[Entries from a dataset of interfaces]
========
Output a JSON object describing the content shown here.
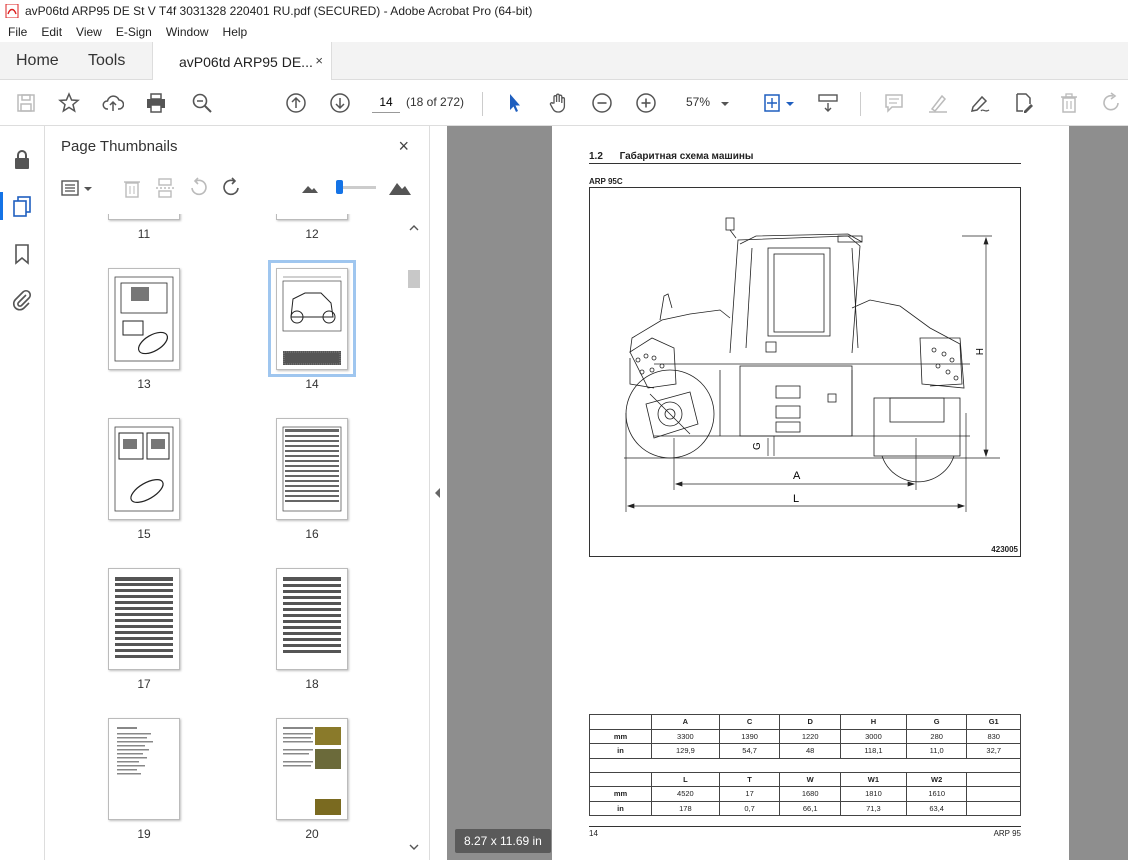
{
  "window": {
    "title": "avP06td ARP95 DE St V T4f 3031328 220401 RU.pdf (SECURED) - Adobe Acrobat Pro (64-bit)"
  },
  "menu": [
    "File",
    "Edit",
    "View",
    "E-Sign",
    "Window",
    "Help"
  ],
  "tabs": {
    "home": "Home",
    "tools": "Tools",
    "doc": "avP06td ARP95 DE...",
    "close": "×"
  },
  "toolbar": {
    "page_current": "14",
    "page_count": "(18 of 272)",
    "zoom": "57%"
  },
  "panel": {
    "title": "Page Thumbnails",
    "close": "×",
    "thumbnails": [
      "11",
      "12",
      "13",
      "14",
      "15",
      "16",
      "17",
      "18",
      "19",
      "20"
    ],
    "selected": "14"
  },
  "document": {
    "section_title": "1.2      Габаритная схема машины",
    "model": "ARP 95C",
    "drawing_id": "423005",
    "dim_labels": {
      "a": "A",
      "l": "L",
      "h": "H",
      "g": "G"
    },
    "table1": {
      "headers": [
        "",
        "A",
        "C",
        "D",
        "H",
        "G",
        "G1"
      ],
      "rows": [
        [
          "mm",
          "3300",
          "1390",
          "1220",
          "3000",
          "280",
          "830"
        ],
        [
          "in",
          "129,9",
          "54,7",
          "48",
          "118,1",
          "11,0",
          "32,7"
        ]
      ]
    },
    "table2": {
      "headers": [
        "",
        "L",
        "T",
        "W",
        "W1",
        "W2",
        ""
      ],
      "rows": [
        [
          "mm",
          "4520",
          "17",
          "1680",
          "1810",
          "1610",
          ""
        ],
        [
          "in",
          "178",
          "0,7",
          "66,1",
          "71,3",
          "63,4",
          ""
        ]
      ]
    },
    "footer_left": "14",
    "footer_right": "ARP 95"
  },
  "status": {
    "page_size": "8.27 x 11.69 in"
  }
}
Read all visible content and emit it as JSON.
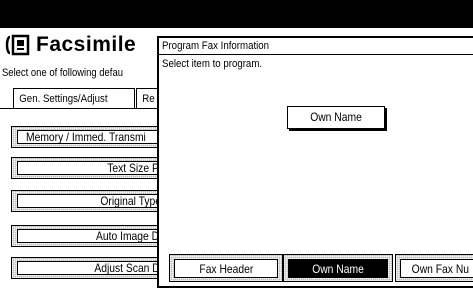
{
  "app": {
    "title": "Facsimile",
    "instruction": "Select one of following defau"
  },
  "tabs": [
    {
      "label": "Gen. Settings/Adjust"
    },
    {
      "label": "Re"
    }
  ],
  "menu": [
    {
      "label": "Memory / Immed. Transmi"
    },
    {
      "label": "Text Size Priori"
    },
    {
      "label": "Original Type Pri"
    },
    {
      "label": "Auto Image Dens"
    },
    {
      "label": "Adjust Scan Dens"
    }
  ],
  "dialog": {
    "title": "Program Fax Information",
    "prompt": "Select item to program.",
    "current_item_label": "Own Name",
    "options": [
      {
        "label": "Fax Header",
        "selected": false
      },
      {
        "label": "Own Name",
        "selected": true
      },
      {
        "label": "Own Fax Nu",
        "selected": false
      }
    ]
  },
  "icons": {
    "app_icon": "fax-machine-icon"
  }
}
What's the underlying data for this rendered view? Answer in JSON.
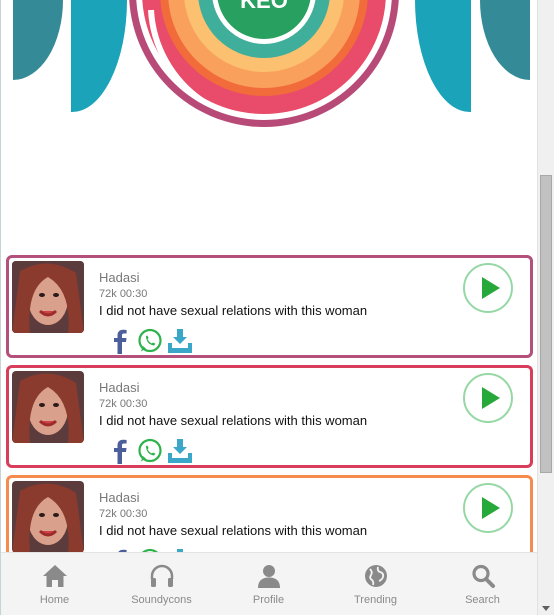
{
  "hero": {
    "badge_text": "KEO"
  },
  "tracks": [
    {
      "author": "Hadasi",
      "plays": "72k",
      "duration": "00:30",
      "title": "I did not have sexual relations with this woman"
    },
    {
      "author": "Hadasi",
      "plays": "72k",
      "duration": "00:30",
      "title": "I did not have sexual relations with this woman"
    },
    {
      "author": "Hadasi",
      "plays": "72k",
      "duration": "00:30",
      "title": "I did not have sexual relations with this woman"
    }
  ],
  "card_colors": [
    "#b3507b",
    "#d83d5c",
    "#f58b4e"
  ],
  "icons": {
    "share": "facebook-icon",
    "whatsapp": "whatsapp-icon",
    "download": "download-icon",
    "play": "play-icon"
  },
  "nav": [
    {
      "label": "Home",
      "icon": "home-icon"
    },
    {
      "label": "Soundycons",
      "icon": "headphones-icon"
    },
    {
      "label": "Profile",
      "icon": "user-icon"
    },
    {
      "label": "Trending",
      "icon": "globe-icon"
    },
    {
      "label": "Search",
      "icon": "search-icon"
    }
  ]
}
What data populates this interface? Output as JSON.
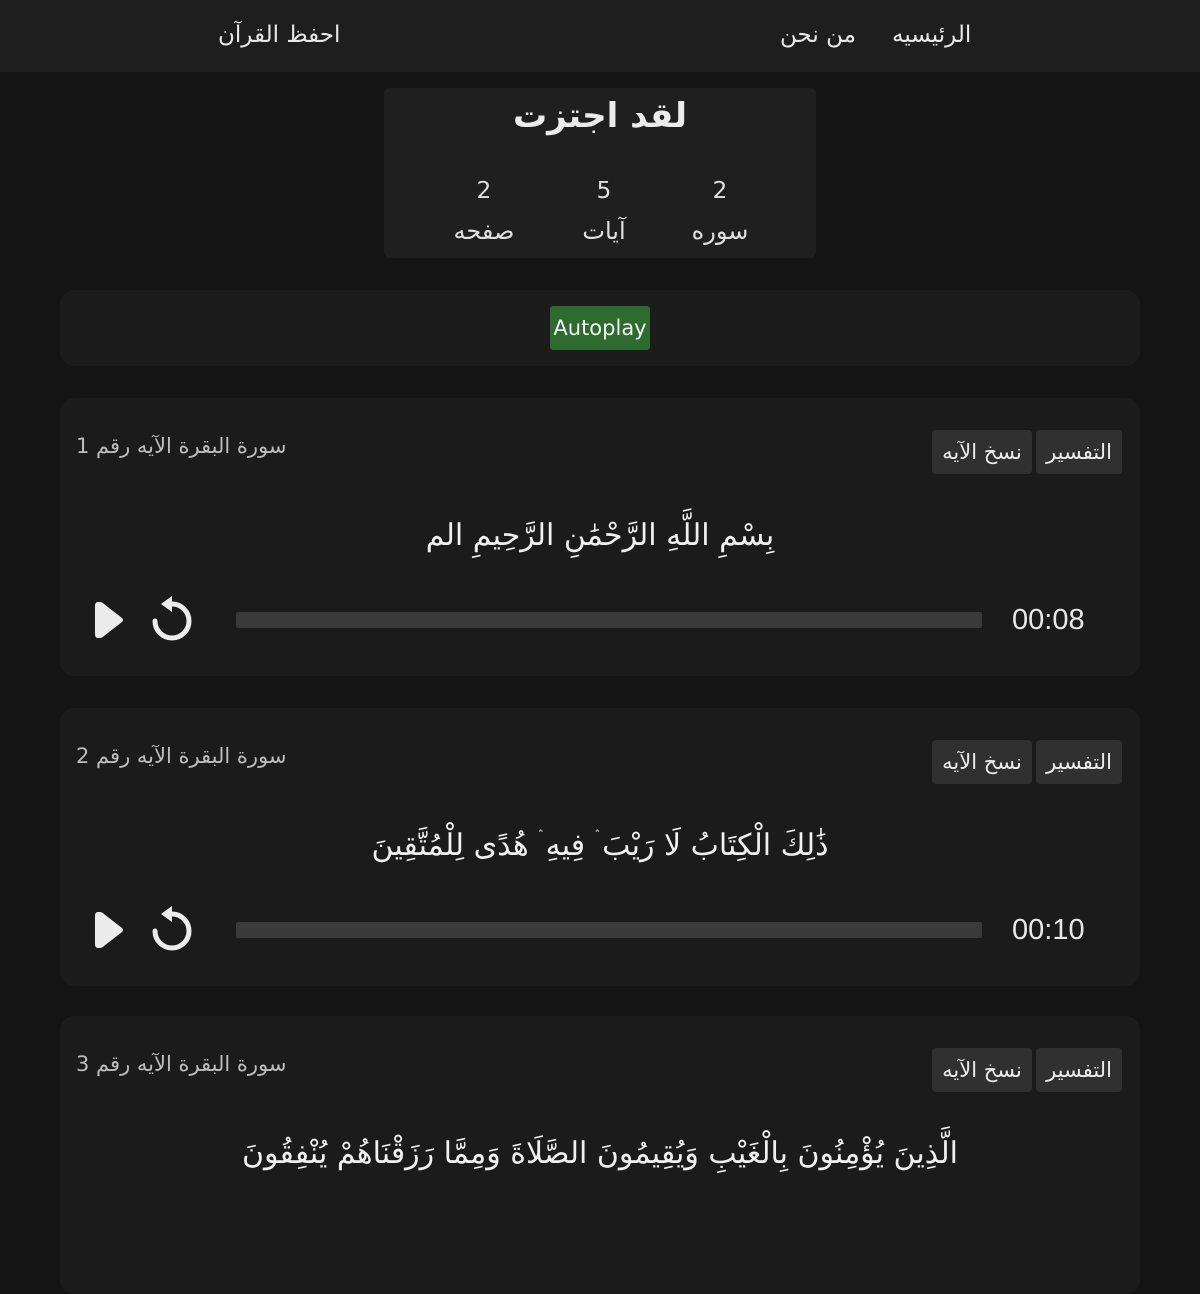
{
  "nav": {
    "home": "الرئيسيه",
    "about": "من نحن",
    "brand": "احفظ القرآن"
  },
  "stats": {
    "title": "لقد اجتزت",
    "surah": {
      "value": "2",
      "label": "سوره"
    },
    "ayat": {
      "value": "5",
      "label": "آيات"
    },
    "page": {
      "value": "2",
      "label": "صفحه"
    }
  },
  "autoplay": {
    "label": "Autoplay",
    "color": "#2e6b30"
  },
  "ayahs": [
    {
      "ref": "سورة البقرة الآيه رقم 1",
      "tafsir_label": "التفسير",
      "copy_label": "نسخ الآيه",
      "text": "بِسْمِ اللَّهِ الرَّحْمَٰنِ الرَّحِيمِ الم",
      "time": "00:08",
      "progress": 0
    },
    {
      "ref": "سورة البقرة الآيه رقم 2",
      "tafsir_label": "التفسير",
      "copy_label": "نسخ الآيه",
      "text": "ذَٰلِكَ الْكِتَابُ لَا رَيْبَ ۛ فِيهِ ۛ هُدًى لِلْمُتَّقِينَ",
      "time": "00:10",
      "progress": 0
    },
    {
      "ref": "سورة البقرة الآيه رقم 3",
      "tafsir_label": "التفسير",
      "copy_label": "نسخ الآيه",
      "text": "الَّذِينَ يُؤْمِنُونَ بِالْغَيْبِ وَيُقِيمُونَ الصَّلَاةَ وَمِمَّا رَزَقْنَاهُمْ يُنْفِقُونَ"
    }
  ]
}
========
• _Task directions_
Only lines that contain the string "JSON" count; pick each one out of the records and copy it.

• _Solution to the problem_
Output a JSON object describing the content shown here.
Read all visible content and emit it as JSON.
What's the underlying data for this rendered view? Answer in JSON.
What data populates this interface? Output as JSON.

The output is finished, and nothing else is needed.